Filter the entries below, keeping only lines with the word "this".

**** DATA FOR REVIEW

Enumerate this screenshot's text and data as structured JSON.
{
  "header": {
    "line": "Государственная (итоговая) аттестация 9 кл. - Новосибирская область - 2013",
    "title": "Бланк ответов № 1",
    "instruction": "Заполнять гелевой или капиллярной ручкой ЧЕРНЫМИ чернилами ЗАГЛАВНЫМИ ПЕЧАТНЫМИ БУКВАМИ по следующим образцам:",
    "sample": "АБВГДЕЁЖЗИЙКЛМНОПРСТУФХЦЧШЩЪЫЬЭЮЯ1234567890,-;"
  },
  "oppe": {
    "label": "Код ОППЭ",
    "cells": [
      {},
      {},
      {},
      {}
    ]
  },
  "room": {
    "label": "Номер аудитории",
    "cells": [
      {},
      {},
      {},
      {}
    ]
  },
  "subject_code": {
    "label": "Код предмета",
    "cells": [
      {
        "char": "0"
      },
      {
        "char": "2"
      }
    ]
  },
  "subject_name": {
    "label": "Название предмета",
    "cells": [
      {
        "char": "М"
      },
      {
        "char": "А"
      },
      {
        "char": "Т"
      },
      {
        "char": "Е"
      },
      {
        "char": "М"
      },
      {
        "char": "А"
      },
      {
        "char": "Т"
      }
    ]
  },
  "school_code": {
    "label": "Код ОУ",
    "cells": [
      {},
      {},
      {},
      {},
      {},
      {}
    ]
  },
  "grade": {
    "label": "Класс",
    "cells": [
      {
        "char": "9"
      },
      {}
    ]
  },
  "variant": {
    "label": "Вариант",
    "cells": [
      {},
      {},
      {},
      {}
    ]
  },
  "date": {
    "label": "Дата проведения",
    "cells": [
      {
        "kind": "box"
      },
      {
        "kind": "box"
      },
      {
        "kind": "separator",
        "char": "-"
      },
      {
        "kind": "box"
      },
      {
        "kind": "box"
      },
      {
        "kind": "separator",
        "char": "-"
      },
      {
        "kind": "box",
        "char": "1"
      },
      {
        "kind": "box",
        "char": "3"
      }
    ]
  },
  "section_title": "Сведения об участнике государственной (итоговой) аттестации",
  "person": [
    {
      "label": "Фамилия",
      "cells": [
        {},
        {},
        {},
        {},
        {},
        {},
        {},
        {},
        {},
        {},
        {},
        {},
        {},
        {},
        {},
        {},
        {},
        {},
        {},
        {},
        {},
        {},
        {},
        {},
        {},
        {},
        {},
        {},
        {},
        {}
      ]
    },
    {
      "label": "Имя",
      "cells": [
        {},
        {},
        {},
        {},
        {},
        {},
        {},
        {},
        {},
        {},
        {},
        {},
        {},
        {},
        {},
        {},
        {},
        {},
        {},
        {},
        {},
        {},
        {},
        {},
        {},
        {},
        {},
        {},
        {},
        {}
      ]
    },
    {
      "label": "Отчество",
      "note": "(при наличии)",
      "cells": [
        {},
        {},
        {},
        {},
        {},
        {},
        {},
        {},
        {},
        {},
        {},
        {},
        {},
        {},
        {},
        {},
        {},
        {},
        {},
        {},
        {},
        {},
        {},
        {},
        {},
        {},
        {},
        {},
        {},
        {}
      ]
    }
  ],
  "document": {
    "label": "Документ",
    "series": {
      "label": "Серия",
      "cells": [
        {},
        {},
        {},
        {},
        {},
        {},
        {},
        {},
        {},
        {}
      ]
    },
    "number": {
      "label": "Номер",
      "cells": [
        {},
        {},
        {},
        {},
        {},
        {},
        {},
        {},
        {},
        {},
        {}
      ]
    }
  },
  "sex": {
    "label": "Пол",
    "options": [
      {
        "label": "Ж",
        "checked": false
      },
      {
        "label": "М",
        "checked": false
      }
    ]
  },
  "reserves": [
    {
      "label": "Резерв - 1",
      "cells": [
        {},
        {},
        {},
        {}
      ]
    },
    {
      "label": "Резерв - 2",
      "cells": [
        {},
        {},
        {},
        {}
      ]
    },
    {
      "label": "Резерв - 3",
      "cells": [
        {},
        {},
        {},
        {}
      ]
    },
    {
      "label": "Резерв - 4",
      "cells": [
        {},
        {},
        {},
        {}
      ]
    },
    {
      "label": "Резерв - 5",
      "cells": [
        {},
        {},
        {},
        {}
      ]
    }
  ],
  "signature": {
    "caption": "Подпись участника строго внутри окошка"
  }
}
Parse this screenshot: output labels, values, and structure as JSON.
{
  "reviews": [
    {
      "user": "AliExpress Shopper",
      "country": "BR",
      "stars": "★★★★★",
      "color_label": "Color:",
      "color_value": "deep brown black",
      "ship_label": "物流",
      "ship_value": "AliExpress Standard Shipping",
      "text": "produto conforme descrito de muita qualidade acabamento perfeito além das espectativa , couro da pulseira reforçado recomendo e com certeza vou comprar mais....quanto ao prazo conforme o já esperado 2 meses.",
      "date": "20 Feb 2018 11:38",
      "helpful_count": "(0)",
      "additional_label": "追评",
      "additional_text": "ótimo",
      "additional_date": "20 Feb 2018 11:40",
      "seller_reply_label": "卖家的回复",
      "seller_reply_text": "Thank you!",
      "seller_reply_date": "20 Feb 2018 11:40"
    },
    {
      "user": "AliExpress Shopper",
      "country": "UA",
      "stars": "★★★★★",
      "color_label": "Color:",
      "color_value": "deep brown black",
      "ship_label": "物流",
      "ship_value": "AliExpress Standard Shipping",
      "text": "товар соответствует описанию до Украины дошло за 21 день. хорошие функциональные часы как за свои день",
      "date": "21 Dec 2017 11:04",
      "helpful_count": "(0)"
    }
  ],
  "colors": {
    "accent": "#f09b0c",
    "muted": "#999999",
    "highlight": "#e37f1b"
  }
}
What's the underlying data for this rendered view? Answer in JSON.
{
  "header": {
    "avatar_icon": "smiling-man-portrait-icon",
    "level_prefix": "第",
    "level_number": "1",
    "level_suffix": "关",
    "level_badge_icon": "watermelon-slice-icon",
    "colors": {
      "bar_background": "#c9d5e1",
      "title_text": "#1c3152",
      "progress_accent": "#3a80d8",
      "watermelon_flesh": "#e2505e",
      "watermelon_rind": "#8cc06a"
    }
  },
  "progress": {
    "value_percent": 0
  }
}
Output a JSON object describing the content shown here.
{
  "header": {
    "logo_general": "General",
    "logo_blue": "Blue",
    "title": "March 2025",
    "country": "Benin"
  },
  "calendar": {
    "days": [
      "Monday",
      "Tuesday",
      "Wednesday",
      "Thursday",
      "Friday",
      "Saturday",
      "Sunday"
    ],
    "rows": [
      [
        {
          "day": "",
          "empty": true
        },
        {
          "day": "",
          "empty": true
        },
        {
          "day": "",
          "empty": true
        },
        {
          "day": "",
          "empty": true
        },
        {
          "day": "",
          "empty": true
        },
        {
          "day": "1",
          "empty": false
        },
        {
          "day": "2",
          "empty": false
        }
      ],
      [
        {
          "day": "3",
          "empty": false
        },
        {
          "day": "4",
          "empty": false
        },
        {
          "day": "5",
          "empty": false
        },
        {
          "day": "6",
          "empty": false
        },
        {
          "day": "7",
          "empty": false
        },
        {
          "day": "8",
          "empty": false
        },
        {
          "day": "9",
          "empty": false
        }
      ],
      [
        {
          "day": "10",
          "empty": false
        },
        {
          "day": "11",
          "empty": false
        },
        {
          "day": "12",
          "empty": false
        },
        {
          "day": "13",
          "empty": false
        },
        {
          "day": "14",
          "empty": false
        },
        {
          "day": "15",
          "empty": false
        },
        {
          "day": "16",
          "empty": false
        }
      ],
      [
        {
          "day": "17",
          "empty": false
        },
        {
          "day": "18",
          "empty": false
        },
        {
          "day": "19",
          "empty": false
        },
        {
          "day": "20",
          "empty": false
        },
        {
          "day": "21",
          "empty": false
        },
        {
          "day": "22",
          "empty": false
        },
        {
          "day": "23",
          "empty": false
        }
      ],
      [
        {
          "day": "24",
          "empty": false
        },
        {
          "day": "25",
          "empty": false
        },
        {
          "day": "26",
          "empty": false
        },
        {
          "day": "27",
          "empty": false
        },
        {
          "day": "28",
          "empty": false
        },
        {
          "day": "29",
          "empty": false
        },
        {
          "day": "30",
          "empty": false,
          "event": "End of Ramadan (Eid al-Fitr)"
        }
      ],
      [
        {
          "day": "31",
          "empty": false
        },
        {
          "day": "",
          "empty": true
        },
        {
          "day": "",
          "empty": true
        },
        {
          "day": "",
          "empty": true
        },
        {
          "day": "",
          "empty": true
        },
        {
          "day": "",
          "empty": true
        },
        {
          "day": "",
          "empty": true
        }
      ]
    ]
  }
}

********

**PROBLEM SOLUTION**.
Enumerate this screenshot's text and data as structured JSON.
Parse this screenshot: output labels, values, and structure as JSON.
What's the underlying data for this rendered view? Answer in JSON.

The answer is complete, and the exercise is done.